Information shown:

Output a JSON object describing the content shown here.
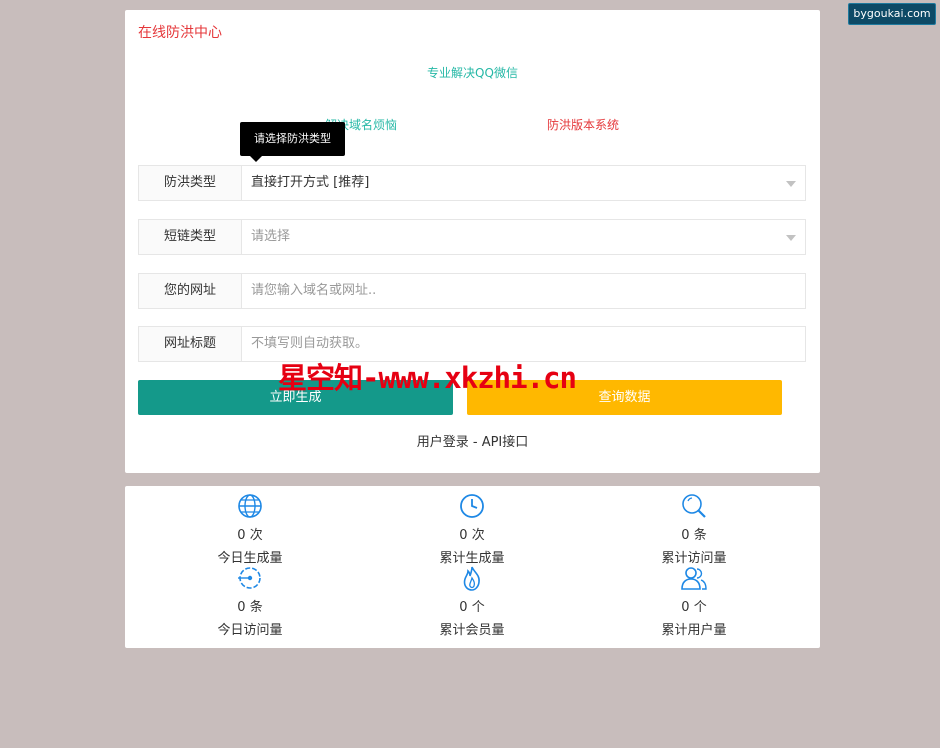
{
  "badge": "bygoukai.com",
  "header": {
    "title": "在线防洪中心",
    "subtitle": "专业解决QQ微信",
    "link_domain": "解决域名烦恼",
    "link_system": "防洪版本系统"
  },
  "tooltip": "请选择防洪类型",
  "form": {
    "type_label": "防洪类型",
    "type_value": "直接打开方式 [推荐]",
    "short_label": "短链类型",
    "short_placeholder": "请选择",
    "url_label": "您的网址",
    "url_placeholder": "请您输入域名或网址..",
    "title_label": "网址标题",
    "title_placeholder": "不填写则自动获取。"
  },
  "buttons": {
    "generate": "立即生成",
    "query": "查询数据"
  },
  "footer_links": "用户登录 - API接口",
  "watermark": "星空知-www.xkzhi.cn",
  "stats": [
    {
      "num": "0 次",
      "label": "今日生成量",
      "icon": "globe-icon"
    },
    {
      "num": "0 次",
      "label": "累计生成量",
      "icon": "clock-icon"
    },
    {
      "num": "0 条",
      "label": "累计访问量",
      "icon": "search-icon"
    },
    {
      "num": "0 条",
      "label": "今日访问量",
      "icon": "target-icon"
    },
    {
      "num": "0 个",
      "label": "累计会员量",
      "icon": "fire-icon"
    },
    {
      "num": "0 个",
      "label": "累计用户量",
      "icon": "users-icon"
    }
  ],
  "colors": {
    "accent_teal": "#14998a",
    "accent_orange": "#ffb800",
    "title_red": "#e5383b",
    "icon_blue": "#1e88e5"
  }
}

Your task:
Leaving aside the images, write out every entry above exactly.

Written answer:
Output a JSON object describing the content shown here.
{
  "badge": "bygoukai.com",
  "header": {
    "title": "在线防洪中心",
    "subtitle": "专业解决QQ微信",
    "link_domain": "解决域名烦恼",
    "link_system": "防洪版本系统"
  },
  "tooltip": "请选择防洪类型",
  "form": {
    "type_label": "防洪类型",
    "type_value": "直接打开方式 [推荐]",
    "short_label": "短链类型",
    "short_placeholder": "请选择",
    "url_label": "您的网址",
    "url_placeholder": "请您输入域名或网址..",
    "title_label": "网址标题",
    "title_placeholder": "不填写则自动获取。"
  },
  "buttons": {
    "generate": "立即生成",
    "query": "查询数据"
  },
  "footer_links": "用户登录 - API接口",
  "watermark": "星空知-www.xkzhi.cn",
  "stats": [
    {
      "num": "0 次",
      "label": "今日生成量",
      "icon": "globe-icon"
    },
    {
      "num": "0 次",
      "label": "累计生成量",
      "icon": "clock-icon"
    },
    {
      "num": "0 条",
      "label": "累计访问量",
      "icon": "search-icon"
    },
    {
      "num": "0 条",
      "label": "今日访问量",
      "icon": "target-icon"
    },
    {
      "num": "0 个",
      "label": "累计会员量",
      "icon": "fire-icon"
    },
    {
      "num": "0 个",
      "label": "累计用户量",
      "icon": "users-icon"
    }
  ],
  "colors": {
    "accent_teal": "#14998a",
    "accent_orange": "#ffb800",
    "title_red": "#e5383b",
    "icon_blue": "#1e88e5"
  }
}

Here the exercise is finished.